Fourth, honey bees might get stressed because of vibrations they feel during transportation. In the hive, bees use vibrations to communicate with each other through the honeycomb – so vibrations from the truck’s motion confuse them. One solution is to properly secure the beehive-boxes (with ratchet straps) and use some padding to cushion the hives before driving (BKC, 2022; Flow Hive, 2020).
Fifth, honey bees can get stressed because of many unfamiliar noises they detect in the environment as their transport-truck moves down the road. One solution is to transport the hives at night when it’s quieter and less busy on the road, which reduces their exposure to the noises from daytime sources like passing traffic and sirens; and bees are also less active at night (BKC, 2022).
It is important to note that moving honeybee colonies across U.S. state lines is governed by state livestock and bee movement laws, which could be different in each state that the bee transporter is traveling through. Make sure to map the route and research each state’s policies (you could contact the state apiarist), prepare to transport the hives in a way that meets local regulations (there is a subset of operators in the transportation industry specializing in bee hauling), get special permits if needed, and know that some states may have quarantines against [not allow] commercial bee movement across their state because they are trying to control diseases and pests of bees. Bee colony health inspections may be required to enter, exit, or pass through states with live bees; the regulations are strict for California (BKC, 2022; Wyns, 2018).
In conclusion, commercial honey bees are very important to the survival of our Earth’s food systems – meanwhile, they must travel across the country [by truck or sometimes by plane!] to pollinate different crops throughout the pollination season; U.S. state laws govern the bees’ transport; and the bees face various stresses during their transportation. But the stresses can be managed with our help, thanks to best practices learned and shared by beekeepers, researchers, and honeybee haulers /truckers!

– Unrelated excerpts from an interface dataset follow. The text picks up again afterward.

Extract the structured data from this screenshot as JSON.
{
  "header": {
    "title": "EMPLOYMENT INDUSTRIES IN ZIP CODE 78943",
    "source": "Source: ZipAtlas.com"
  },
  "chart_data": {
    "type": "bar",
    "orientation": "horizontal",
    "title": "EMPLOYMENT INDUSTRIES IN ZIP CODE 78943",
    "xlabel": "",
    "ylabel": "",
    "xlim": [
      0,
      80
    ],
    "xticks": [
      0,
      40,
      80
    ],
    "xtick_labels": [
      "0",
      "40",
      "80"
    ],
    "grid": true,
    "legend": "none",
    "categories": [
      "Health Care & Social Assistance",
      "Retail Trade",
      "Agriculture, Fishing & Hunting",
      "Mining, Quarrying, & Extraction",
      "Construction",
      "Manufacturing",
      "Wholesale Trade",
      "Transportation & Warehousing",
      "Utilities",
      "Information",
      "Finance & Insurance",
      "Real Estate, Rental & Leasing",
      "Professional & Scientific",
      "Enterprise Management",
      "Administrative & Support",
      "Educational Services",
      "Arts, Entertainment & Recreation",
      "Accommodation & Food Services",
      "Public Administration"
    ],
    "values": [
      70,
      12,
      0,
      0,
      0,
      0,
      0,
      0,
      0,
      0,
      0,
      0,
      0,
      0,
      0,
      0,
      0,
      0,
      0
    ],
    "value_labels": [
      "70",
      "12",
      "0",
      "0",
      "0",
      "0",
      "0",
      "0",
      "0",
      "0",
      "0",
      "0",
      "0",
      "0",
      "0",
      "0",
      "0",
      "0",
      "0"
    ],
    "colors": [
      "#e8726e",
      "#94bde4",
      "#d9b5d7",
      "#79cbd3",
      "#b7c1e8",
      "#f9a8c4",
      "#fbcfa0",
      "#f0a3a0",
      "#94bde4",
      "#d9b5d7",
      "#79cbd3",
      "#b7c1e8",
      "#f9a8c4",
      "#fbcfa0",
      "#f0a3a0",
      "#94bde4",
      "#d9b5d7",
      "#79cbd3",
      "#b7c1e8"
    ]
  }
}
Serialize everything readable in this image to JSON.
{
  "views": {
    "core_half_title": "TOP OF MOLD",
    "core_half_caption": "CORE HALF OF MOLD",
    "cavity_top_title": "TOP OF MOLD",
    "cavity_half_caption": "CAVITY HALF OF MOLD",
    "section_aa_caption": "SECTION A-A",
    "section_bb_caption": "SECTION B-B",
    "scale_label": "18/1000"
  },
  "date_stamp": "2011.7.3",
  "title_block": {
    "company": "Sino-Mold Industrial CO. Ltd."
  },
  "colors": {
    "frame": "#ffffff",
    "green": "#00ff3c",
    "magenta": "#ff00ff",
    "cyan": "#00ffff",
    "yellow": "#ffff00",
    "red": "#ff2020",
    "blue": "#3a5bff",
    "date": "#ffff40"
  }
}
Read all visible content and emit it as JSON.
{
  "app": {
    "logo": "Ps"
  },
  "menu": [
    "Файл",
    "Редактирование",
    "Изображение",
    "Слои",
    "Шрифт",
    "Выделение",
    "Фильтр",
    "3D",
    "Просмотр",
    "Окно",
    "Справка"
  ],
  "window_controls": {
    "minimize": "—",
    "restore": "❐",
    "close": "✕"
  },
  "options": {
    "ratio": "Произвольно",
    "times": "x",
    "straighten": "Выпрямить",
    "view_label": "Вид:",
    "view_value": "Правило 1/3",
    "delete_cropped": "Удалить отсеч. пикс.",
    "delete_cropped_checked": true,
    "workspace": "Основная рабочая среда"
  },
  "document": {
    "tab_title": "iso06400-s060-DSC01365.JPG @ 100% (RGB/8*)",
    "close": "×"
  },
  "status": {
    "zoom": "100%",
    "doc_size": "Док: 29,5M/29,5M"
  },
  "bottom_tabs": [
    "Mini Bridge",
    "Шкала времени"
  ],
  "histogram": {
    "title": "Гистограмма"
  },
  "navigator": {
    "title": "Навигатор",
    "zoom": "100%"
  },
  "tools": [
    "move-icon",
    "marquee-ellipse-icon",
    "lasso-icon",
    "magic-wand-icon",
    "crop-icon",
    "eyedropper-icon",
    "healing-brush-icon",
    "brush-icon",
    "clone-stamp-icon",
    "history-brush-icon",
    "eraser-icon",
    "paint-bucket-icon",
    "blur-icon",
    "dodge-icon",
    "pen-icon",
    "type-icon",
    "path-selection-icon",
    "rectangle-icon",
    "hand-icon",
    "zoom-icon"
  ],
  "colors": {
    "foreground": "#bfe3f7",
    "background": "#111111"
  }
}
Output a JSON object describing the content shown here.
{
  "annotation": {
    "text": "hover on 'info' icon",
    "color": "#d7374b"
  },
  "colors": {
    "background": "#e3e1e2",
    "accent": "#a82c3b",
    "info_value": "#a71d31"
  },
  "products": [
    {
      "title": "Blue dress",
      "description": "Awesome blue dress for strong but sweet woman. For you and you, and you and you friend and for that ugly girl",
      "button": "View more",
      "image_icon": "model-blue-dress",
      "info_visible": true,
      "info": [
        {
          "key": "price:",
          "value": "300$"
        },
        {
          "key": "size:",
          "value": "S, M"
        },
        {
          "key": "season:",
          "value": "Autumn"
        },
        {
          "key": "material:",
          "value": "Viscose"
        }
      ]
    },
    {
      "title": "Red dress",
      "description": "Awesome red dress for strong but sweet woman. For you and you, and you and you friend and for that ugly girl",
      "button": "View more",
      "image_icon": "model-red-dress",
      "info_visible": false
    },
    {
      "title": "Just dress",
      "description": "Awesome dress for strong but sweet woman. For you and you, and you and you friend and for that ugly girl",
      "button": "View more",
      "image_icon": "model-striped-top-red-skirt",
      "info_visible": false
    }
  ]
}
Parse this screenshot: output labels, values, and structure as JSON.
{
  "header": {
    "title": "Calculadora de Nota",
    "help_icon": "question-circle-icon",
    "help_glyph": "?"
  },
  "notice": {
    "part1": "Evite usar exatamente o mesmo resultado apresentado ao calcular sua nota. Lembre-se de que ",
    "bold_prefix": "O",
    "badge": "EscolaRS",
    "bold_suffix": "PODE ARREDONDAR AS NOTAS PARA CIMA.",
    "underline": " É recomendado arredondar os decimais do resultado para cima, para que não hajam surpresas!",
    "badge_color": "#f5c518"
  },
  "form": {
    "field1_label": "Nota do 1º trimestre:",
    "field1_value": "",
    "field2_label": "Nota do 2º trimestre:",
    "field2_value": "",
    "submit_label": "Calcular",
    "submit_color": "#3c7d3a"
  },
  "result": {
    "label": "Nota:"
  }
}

Figure A. Bee hives on an open-air semi-truck
Bee Keep Club (BKC). (2022). Trucking Bees - How to Move a Beehive. Blog. Retrieved at https://beekeepclub.com/trucking-bees-how-to-move-a-beehive/
Flow Hive. (2020). How to Move a Bee Hive. Blog. Retrieved at https://www.honeyflow.com/blogs/beekeeping-basics/how-to-move-a-bee-hive
Our World in Data. (2013). Food Supply. https://ourworldindata.org/food-supply
Schukraft, J. (2019). Managed Honey Bee Welfare: Problems and Potential
Interventions. Rethink Priorities. Retrieved at https://rethinkpriorities.org/publications/managed-honey-bee-welfare-problems-and-potential-interventions
Sporrer, A. (2022). A Day in the Life of a Honeybee Trucker. FreightWaves. Retrieved at https://www.freightwaves.com/a-day-in-the-life-of-a-honeybee-trucker
Wyns, D. (2018). The Long Haul. Bee Informed. Retrieved at https://beeinformed.org/2018/02/08/the-long-haul/